So what else is new? It is the experience of the hyphenated Canadian (in my case), the Diasporan, the immigrant, or the expat/repat all over the world. Fellow blogger Anastasia M. Ashman, in her blog “Furthering the Worldwide Cultural Conversation,” asks good questions about the “hybrid self” and the “hybrid life” here and on fluidity here.
But the funny thing is (or maybe it’s not so funny, maybe it’s the most logical thing in the world), I find myself able to relate more to the expats in Armenia, that is, those who are not Armenian, who might never have even heard of Armenia before coming here, but who came and fell in love and stayed, than the repats, the Diasporan Armenians who chose to come here, who came with their partners or came solo, who came to do good work, or just to see what living in the “homeland” is like.
Though I told my grandmother before she passed away that I would like to live in Armenia for year (long before I met my partner), it wasn’t because I was searching for home or longing for culture. I don’t know why I said that. Perhaps I wanted to live in a country where I heard and spoke in Armenian all the time, where it wasn’t compartmentalized to one part of my life (speaking it at home with my family, for instance).

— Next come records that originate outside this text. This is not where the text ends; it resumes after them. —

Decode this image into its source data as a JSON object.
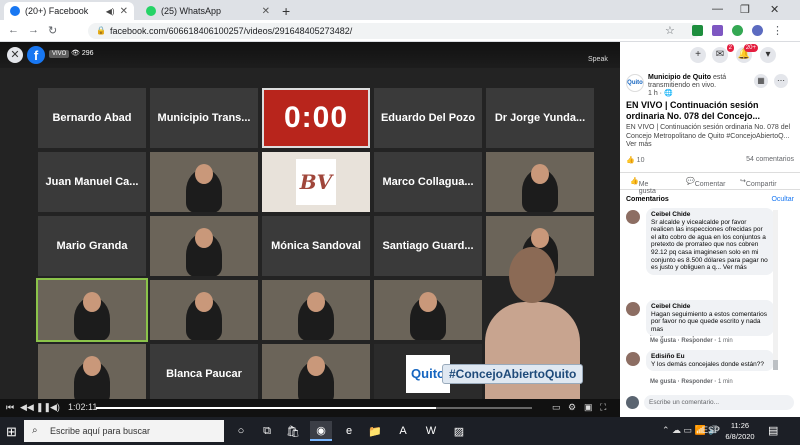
{
  "browser": {
    "tabs": [
      {
        "title": "(20+) Facebook",
        "fav_color": "#1877f2",
        "active": true
      },
      {
        "title": "(25) WhatsApp",
        "fav_color": "#25d366",
        "active": false
      }
    ],
    "new_tab": "+",
    "url": "facebook.com/606618406100257/videos/291648405273482/"
  },
  "video": {
    "close": "✕",
    "live_badge": "VIVO",
    "viewers": "👁 296",
    "speaker_view": "Speak",
    "timer": "0:00",
    "hashtag": "#ConcejoAbiertoQuito",
    "time": "1:02:11",
    "progress_fraction": 0.78,
    "tiles": [
      {
        "label": "Bernardo Abad",
        "kind": "name",
        "col": 0,
        "row": 0
      },
      {
        "label": "Municipio Trans...",
        "kind": "name",
        "col": 1,
        "row": 0
      },
      {
        "label": "0:00",
        "kind": "timer",
        "col": 2,
        "row": 0
      },
      {
        "label": "Eduardo Del Pozo",
        "kind": "name",
        "col": 3,
        "row": 0
      },
      {
        "label": "Dr Jorge Yunda...",
        "kind": "name",
        "col": 4,
        "row": 0
      },
      {
        "label": "Juan Manuel Ca...",
        "kind": "name",
        "col": 0,
        "row": 1
      },
      {
        "label": "",
        "kind": "video",
        "col": 1,
        "row": 1
      },
      {
        "label": "BV",
        "kind": "logo",
        "col": 2,
        "row": 1
      },
      {
        "label": "Marco Collagua...",
        "kind": "name",
        "col": 3,
        "row": 1
      },
      {
        "label": "",
        "kind": "video",
        "col": 4,
        "row": 1
      },
      {
        "label": "Mario Granda",
        "kind": "name",
        "col": 0,
        "row": 2
      },
      {
        "label": "",
        "kind": "video",
        "col": 1,
        "row": 2
      },
      {
        "label": "Mónica Sandoval",
        "kind": "name",
        "col": 2,
        "row": 2
      },
      {
        "label": "Santiago Guard...",
        "kind": "name",
        "col": 3,
        "row": 2
      },
      {
        "label": "",
        "kind": "video",
        "col": 4,
        "row": 2
      },
      {
        "label": "",
        "kind": "video-hl",
        "col": 0,
        "row": 3
      },
      {
        "label": "",
        "kind": "video",
        "col": 1,
        "row": 3
      },
      {
        "label": "",
        "kind": "video",
        "col": 2,
        "row": 3
      },
      {
        "label": "",
        "kind": "video",
        "col": 3,
        "row": 3
      },
      {
        "label": "",
        "kind": "video",
        "col": 0,
        "row": 4
      },
      {
        "label": "Blanca Paucar",
        "kind": "name",
        "col": 1,
        "row": 4
      },
      {
        "label": "",
        "kind": "video",
        "col": 2,
        "row": 4
      },
      {
        "label": "Quito",
        "kind": "quito",
        "col": 3,
        "row": 4
      }
    ]
  },
  "panel": {
    "notif_count": "2",
    "messages_count": "20+",
    "page_name": "Municipio de Quito",
    "page_status": " está transmitiendo en vivo.",
    "page_time": "1 h · 🌐",
    "post_title": "EN VIVO | Continuación sesión ordinaria No. 078 del Concejo...",
    "post_desc": "EN VIVO | Continuación sesión ordinaria No. 078 del Concejo Metropolitano de Quito #ConcejoAbiertoQ...",
    "see_more": "Ver más",
    "reactions": "10",
    "comments_count": "54 comentarios",
    "like": "Me gusta",
    "comment": "Comentar",
    "share": "Compartir",
    "comments_header": "Comentarios",
    "hide": "Ocultar",
    "comments": [
      {
        "author": "Ceibel Chide",
        "text": "Sr alcalde y vicealcalde por favor realicen las inspecciones ofrecidas por el alto cobro de agua en los conjuntos a pretexto de prorrateo que nos cobren 92.12 pq casa imaginesen solo en mi conjunto es 8.500 dólares para pagar no es justo y obliguen a q... Ver más",
        "meta_like": "Me gusta",
        "meta_reply": "Responder",
        "meta_time": "2 min"
      },
      {
        "author": "Ceibel Chide",
        "text": "Hagan seguimiento a estos comentarios por favor no que quede escrito y nada mas",
        "meta_like": "Me gusta",
        "meta_reply": "Responder",
        "meta_time": "1 min"
      },
      {
        "author": "Edisiño Eu",
        "text": "Y los demás concejales donde están??",
        "meta_like": "Me gusta",
        "meta_reply": "Responder",
        "meta_time": "1 min"
      }
    ],
    "comment_placeholder": "Escribe un comentario..."
  },
  "taskbar": {
    "search_placeholder": "Escribe aquí para buscar",
    "lang": "ESP",
    "time": "11:26",
    "date": "6/8/2020"
  }
}
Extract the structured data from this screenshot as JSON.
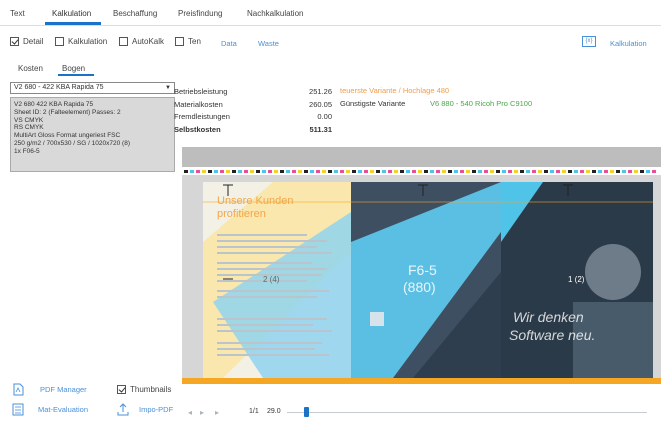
{
  "menu": {
    "items": [
      "Text",
      "Kalkulation",
      "Beschaffung",
      "Preisfindung",
      "Nachkalkulation"
    ]
  },
  "options": {
    "detail": {
      "label": "Detail",
      "checked": true
    },
    "kalkulation": {
      "label": "Kalkulation",
      "checked": false
    },
    "autokalk": {
      "label": "AutoKalk",
      "checked": false
    },
    "ten": {
      "label": "Ten",
      "checked": false
    },
    "data_link": "Data",
    "waste_link": "Waste",
    "right_icon_label": "{x}",
    "right_link": "Kalkulation"
  },
  "left": {
    "tabs": [
      "Kosten",
      "Bogen"
    ],
    "select_value": "V2 680 - 422 KBA Rapida 75",
    "info_lines": [
      "V2 680 422 KBA Rapida 75",
      "Sheet ID: 2 (Falteelement) Passes: 2",
      "VS CMYK",
      "RS CMYK",
      "MultiArt Gloss Format ungeriest FSC",
      "250 g/m2 / 700x530 / SG / 1020x720 (8)",
      "1x F06-5"
    ]
  },
  "summary": {
    "rows": [
      {
        "label": "Betriebsleistung",
        "value": "251.26",
        "bold": false
      },
      {
        "label": "Materialkosten",
        "value": "260.05",
        "bold": false
      },
      {
        "label": "Fremdleistungen",
        "value": "0.00",
        "bold": false
      },
      {
        "label": "Selbstkosten",
        "value": "511.31",
        "bold": true
      }
    ],
    "orange_note": "teuerste Variante / Hochlage 480",
    "cheapest_label": "Günstigste Variante",
    "cheapest_value": "V6 880 - 540 Ricoh Pro C9100"
  },
  "preview": {
    "heading_line1": "Unsere Kunden",
    "heading_line2": "profitieren",
    "fold_label": "F6-5",
    "fold_sub": "(880)",
    "page_left": "2 (4)",
    "page_right": "1 (2)",
    "slogan_line1": "Wir denken",
    "slogan_line2": "Software neu."
  },
  "status": {
    "page": "1/1",
    "zoom": "29.0"
  },
  "bottom": {
    "pdf_manager": "PDF Manager",
    "thumbnails": "Thumbnails",
    "mat_evaluation": "Mat-Evaluation",
    "impo_pdf": "Impo-PDF"
  },
  "colors": {
    "accent": "#1a73c8",
    "link": "#4a90d9",
    "orange": "#f5a623",
    "green": "#4aa84a",
    "cyan": "#4fc3e8",
    "dark_teal": "#2e3e4e"
  }
}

Perhaps I just wanted to experience the adventure of living abroad for a year (an experience I had afterwards, but in Europe). Perhaps I told her I wanted to live here because it would be something she might be proud of, seeing as I was yet unmarried and childless — life stages I should have already reached (“accomplished”) by my age, something she could be proud of.
I don’t know why I said it, but I know that I meant it at the time. And living here became a reality when I made the move last year not only because I met the love of my life, but also because I met amazing women, artists, activists, and a lively LGBT community (though perhaps few would use such terms, or even identify themselves as belonging to “the community”). I wanted to come here to work with them, to create art with them, to create change through art. I could see the possibilities during my brief stay here, and yes, I felt a sense of community.
And maybe, just maybe it felt a little like coming home.